A. tepidariorum feeds on a variety of prey, including German cockroaches and scorpions (Archer 1947; personal observation). While awaiting prey, spiders are usually positioned in the middle of their webs, but resting individuals may be nearer a lateral or upper edge of the web, where the complex color pattern on the spiders' bodies near the substrate may help camouflage them against some enemies. Frequently males may be seen hanging in webs of adult and subadult females. A single female may produce many pear-shaped light-brown egg sacs during the year, which are hung freely in the web. At least in Florida, all stages seem to occur throughout the year.

Selected References

Archer, A.F. 1947. The Theridiidae or comb-footed spiders of Alabama. Alabama Mus. Natur. Hist. Paper 22: 1-67.

Archer, A.F. 1950. A study of theridiid and mimetid spiders, with descriptions of new genera and species. Alabama Mus. Natur. Hist. Paper 30: 1-40.

Levi, H.W. 1955. The spider genera Coressa and Achaearanea in America north of Mexico (Araneae: Theridiidae). Amer. Mus. Novit. 1718: 1-33.

Levi, H.W. 1967. Cosmopolitan and pantropical species of theridiid spiders (Araneae: Theridiidae). Pacific Insects 9: 175-186.

Levi, H.W., and Diane E. Randolph. 1975. A key and checklist of American spiders of the family Theridiidae north of Mexico (Araneae). J. Arachnol. 3: 31-51.

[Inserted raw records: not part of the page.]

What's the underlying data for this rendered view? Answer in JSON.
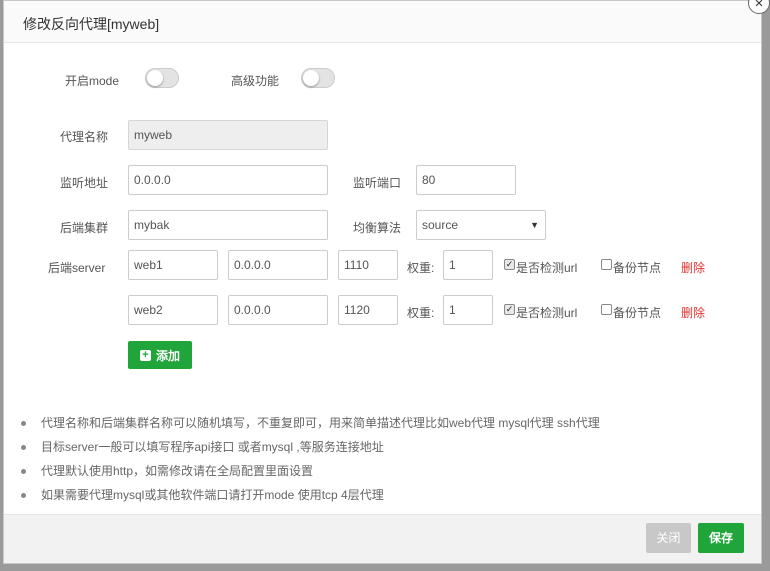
{
  "dialog": {
    "title": "修改反向代理[myweb]"
  },
  "toggles": {
    "mode_label": "开启mode",
    "advanced_label": "高级功能"
  },
  "form": {
    "proxy_name_label": "代理名称",
    "proxy_name_value": "myweb",
    "listen_addr_label": "监听地址",
    "listen_addr_value": "0.0.0.0",
    "listen_port_label": "监听端口",
    "listen_port_value": "80",
    "backend_cluster_label": "后端集群",
    "backend_cluster_value": "mybak",
    "balance_label": "均衡算法",
    "balance_value": "source",
    "backend_server_label": "后端server",
    "weight_label": "权重:",
    "health_check_label": "是否检测url",
    "backup_label": "备份节点",
    "delete_label": "删除",
    "servers": [
      {
        "name": "web1",
        "host": "0.0.0.0",
        "port": "1110",
        "weight": "1",
        "health_check": true,
        "backup": false
      },
      {
        "name": "web2",
        "host": "0.0.0.0",
        "port": "1120",
        "weight": "1",
        "health_check": true,
        "backup": false
      }
    ],
    "add_label": "添加"
  },
  "notes": [
    "代理名称和后端集群名称可以随机填写，不重复即可，用来简单描述代理比如web代理 mysql代理 ssh代理",
    "目标server一般可以填写程序api接口 或者mysql ,等服务连接地址",
    "代理默认使用http，如需修改请在全局配置里面设置",
    "如果需要代理mysql或其他软件端口请打开mode 使用tcp 4层代理"
  ],
  "footer": {
    "cancel_label": "关闭",
    "save_label": "保存"
  },
  "colors": {
    "primary": "#20a53a",
    "danger": "#e03333",
    "disabled_button": "#c8c8c8"
  }
}
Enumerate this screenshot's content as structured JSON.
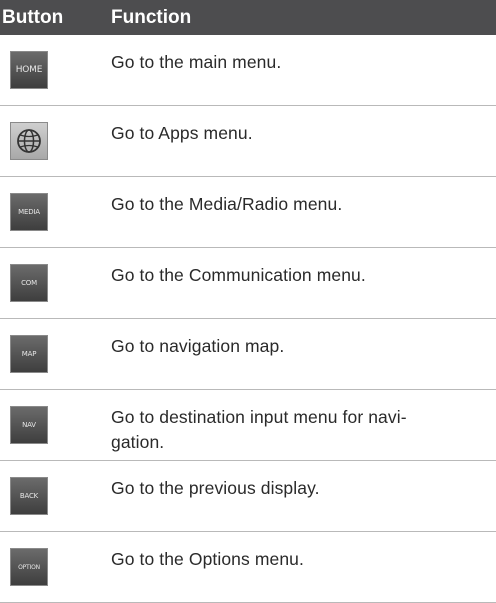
{
  "header": {
    "button_col": "Button",
    "function_col": "Function"
  },
  "rows": [
    {
      "button_label": "HOME",
      "function": "Go to the main menu."
    },
    {
      "button_label": "",
      "icon": "globe-icon",
      "function": "Go to Apps menu."
    },
    {
      "button_label": "MEDIA",
      "function": "Go to the Media/Radio menu."
    },
    {
      "button_label": "COM",
      "function": "Go to the Communication menu."
    },
    {
      "button_label": "MAP",
      "function": "Go to navigation map."
    },
    {
      "button_label": "NAV",
      "function": "Go to destination input menu for navigation.",
      "function_lines": [
        "Go to destination input menu for navi-",
        "gation."
      ]
    },
    {
      "button_label": "BACK",
      "function": "Go to the previous display."
    },
    {
      "button_label": "OPTION",
      "function": "Go to the Options menu."
    }
  ]
}
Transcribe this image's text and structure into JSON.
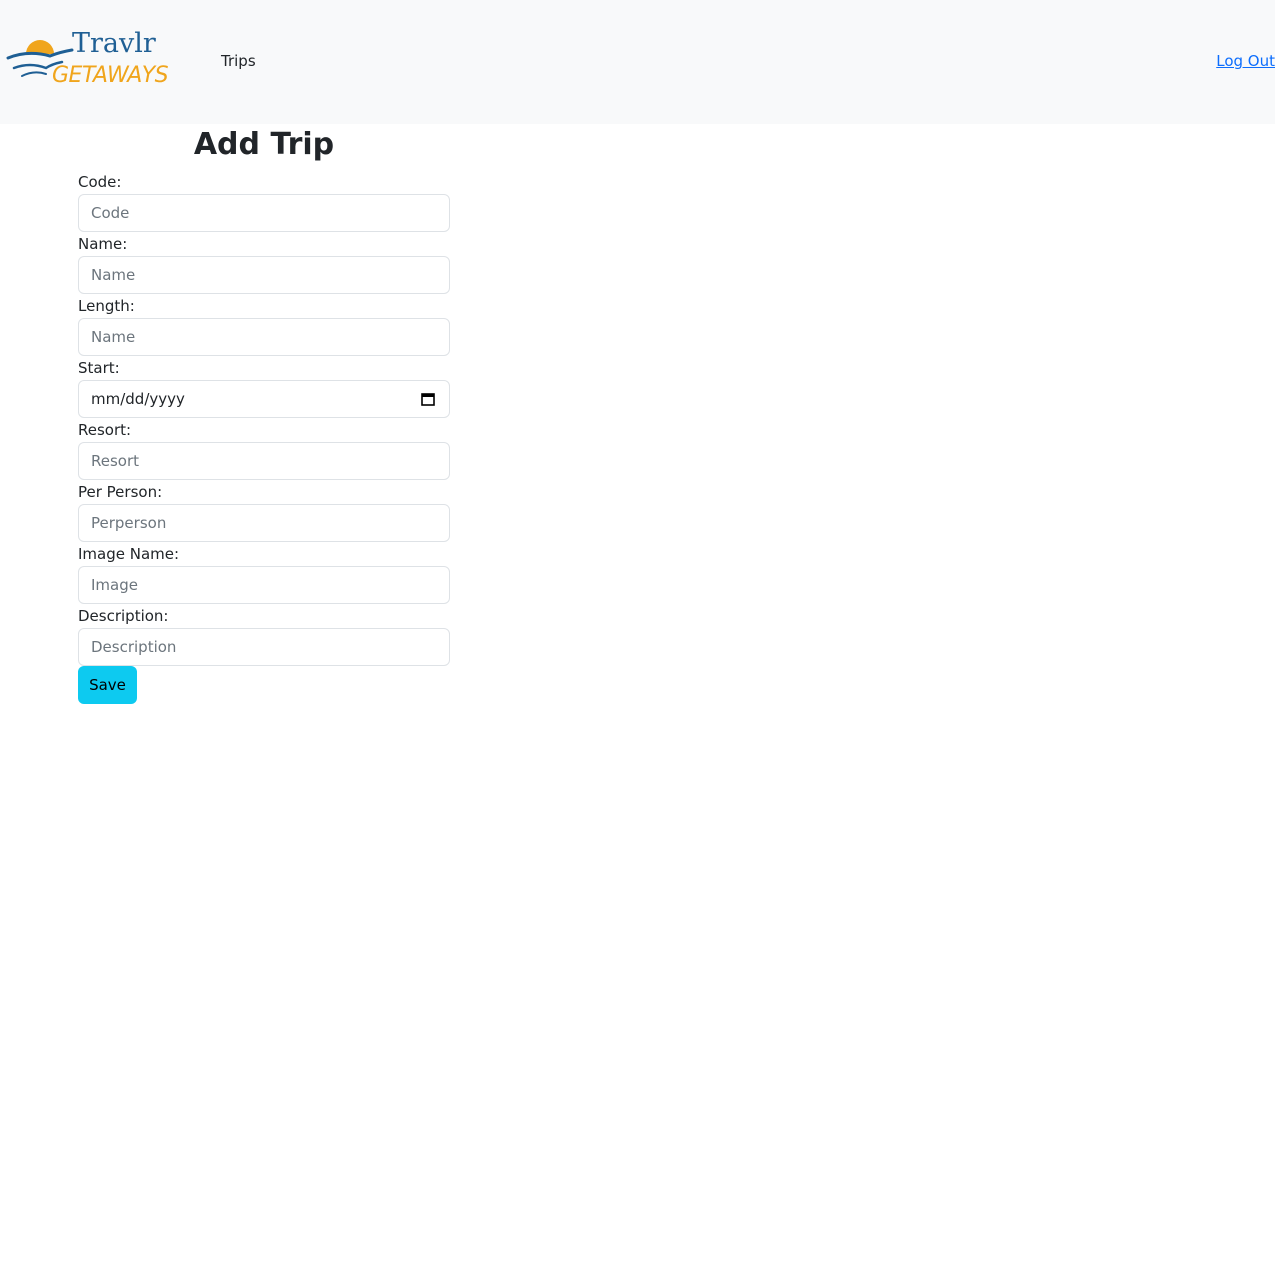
{
  "header": {
    "logo_text_top": "Travlr",
    "logo_text_bottom": "GETAWAYS",
    "nav_trips": "Trips",
    "logout": "Log Out"
  },
  "form": {
    "title": "Add Trip",
    "fields": [
      {
        "label": "Code:",
        "placeholder": "Code",
        "value": ""
      },
      {
        "label": "Name:",
        "placeholder": "Name",
        "value": ""
      },
      {
        "label": "Length:",
        "placeholder": "Name",
        "value": ""
      },
      {
        "label": "Start:",
        "placeholder": "mm/dd/yyyy",
        "value": ""
      },
      {
        "label": "Resort:",
        "placeholder": "Resort",
        "value": ""
      },
      {
        "label": "Per Person:",
        "placeholder": "Perperson",
        "value": ""
      },
      {
        "label": "Image Name:",
        "placeholder": "Image",
        "value": ""
      },
      {
        "label": "Description:",
        "placeholder": "Description",
        "value": ""
      }
    ],
    "save_label": "Save"
  },
  "colors": {
    "navbar_bg": "#f8f9fa",
    "link": "#0d6efd",
    "save_button": "#0dcaf0",
    "logo_blue": "#1f5f94",
    "logo_orange": "#f0a51c"
  },
  "icons": {
    "date_picker": "calendar-icon"
  }
}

Saaristo MI. 2006. Theridiid or cobweb spiders of the granitic Seychelles islands (Araneae, Theridiidae). Phelsuma 14: 49-89.



This document is EENY-238 (originally published as DPI Entomology Circular 279), one of a series of the Entomology and Nematology Department, UF/IFAS Extension. Original publication date September 2001. Revised December 2012 and February 2019. Visit the EDIS website at This document is also available on the Featured Creatures website at


G. B. Edwards, Florida Department of Agriculture and Consumer Services, Division of Plant Industry, Gainesville, FL.

The Institute of Food and Agricultural Sciences (IFAS) is an Equal Opportunity Institution authorized to provide research, educational information and other services only to individuals and institutions that function with non-discrimination with respect to race, creed, color, religion, age, disability, sex, sexual orientation, marital status, national origin, political opinions or affiliations. For more information on obtaining other UF/IFAS Extension publications, contact your county's UF/IFAS Extension office.

U.S. Department of Agriculture, UF/IFAS Extension Service, University of Florida, IFAS, Florida A & M University Cooperative Extension Program, and Boards of County Commissioners Cooperating. Nick T. Place, dean for UF/IFAS Extension.